- Exercise goal
Every entry should be repeated exactly as written.

- Recorded data

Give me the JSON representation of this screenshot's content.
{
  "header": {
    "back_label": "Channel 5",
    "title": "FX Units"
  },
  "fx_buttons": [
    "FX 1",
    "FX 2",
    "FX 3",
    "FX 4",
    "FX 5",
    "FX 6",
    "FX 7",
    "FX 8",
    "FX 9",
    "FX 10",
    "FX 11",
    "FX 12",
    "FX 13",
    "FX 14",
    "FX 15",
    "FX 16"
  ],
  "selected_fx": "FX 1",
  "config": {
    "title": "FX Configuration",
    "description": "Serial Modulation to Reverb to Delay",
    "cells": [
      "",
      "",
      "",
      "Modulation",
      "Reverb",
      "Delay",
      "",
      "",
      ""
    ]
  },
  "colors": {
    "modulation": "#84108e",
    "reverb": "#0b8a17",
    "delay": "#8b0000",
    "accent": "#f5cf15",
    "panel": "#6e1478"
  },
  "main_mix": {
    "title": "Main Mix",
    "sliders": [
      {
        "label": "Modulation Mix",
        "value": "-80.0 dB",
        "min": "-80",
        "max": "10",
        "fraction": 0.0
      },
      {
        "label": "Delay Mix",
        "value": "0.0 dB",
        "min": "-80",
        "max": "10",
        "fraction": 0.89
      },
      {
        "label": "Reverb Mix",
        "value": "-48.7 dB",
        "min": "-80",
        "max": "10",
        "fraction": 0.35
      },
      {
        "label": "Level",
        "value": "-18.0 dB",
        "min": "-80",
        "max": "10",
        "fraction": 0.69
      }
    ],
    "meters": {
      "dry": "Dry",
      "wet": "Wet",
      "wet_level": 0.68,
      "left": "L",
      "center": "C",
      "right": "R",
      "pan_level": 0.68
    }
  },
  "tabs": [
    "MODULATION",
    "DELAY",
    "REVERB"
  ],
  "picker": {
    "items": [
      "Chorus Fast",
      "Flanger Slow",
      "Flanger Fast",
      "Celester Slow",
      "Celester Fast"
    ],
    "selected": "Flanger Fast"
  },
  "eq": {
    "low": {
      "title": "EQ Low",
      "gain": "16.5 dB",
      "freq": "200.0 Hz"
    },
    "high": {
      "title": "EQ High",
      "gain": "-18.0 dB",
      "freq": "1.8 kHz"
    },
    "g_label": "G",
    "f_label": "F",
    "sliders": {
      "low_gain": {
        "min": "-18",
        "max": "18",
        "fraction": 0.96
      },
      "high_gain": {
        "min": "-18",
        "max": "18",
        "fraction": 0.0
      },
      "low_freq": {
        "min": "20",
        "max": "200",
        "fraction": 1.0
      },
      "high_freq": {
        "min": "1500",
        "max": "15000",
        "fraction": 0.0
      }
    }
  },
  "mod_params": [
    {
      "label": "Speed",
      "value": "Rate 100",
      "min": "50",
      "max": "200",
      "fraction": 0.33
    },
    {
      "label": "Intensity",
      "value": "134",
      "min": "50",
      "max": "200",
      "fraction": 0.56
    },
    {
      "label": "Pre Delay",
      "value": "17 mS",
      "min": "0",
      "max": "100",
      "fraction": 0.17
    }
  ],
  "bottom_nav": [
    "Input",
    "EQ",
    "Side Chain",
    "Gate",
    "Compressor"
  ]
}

- Your response
Give me the JSON representation of this screenshot's content.
{
  "header": {
    "back_label": "Channel 5",
    "title": "FX Units"
  },
  "fx_buttons": [
    "FX 1",
    "FX 2",
    "FX 3",
    "FX 4",
    "FX 5",
    "FX 6",
    "FX 7",
    "FX 8",
    "FX 9",
    "FX 10",
    "FX 11",
    "FX 12",
    "FX 13",
    "FX 14",
    "FX 15",
    "FX 16"
  ],
  "selected_fx": "FX 1",
  "config": {
    "title": "FX Configuration",
    "description": "Serial Modulation to Reverb to Delay",
    "cells": [
      "",
      "",
      "",
      "Modulation",
      "Reverb",
      "Delay",
      "",
      "",
      ""
    ]
  },
  "colors": {
    "modulation": "#84108e",
    "reverb": "#0b8a17",
    "delay": "#8b0000",
    "accent": "#f5cf15",
    "panel": "#6e1478"
  },
  "main_mix": {
    "title": "Main Mix",
    "sliders": [
      {
        "label": "Modulation Mix",
        "value": "-80.0 dB",
        "min": "-80",
        "max": "10",
        "fraction": 0.0
      },
      {
        "label": "Delay Mix",
        "value": "0.0 dB",
        "min": "-80",
        "max": "10",
        "fraction": 0.89
      },
      {
        "label": "Reverb Mix",
        "value": "-48.7 dB",
        "min": "-80",
        "max": "10",
        "fraction": 0.35
      },
      {
        "label": "Level",
        "value": "-18.0 dB",
        "min": "-80",
        "max": "10",
        "fraction": 0.69
      }
    ],
    "meters": {
      "dry": "Dry",
      "wet": "Wet",
      "wet_level": 0.68,
      "left": "L",
      "center": "C",
      "right": "R",
      "pan_level": 0.68
    }
  },
  "tabs": [
    "MODULATION",
    "DELAY",
    "REVERB"
  ],
  "picker": {
    "items": [
      "Chorus Fast",
      "Flanger Slow",
      "Flanger Fast",
      "Celester Slow",
      "Celester Fast"
    ],
    "selected": "Flanger Fast"
  },
  "eq": {
    "low": {
      "title": "EQ Low",
      "gain": "16.5 dB",
      "freq": "200.0 Hz"
    },
    "high": {
      "title": "EQ High",
      "gain": "-18.0 dB",
      "freq": "1.8 kHz"
    },
    "g_label": "G",
    "f_label": "F",
    "sliders": {
      "low_gain": {
        "min": "-18",
        "max": "18",
        "fraction": 0.96
      },
      "high_gain": {
        "min": "-18",
        "max": "18",
        "fraction": 0.0
      },
      "low_freq": {
        "min": "20",
        "max": "200",
        "fraction": 1.0
      },
      "high_freq": {
        "min": "1500",
        "max": "15000",
        "fraction": 0.0
      }
    }
  },
  "mod_params": [
    {
      "label": "Speed",
      "value": "Rate 100",
      "min": "50",
      "max": "200",
      "fraction": 0.33
    },
    {
      "label": "Intensity",
      "value": "134",
      "min": "50",
      "max": "200",
      "fraction": 0.56
    },
    {
      "label": "Pre Delay",
      "value": "17 mS",
      "min": "0",
      "max": "100",
      "fraction": 0.17
    }
  ],
  "bottom_nav": [
    "Input",
    "EQ",
    "Side Chain",
    "Gate",
    "Compressor"
  ]
}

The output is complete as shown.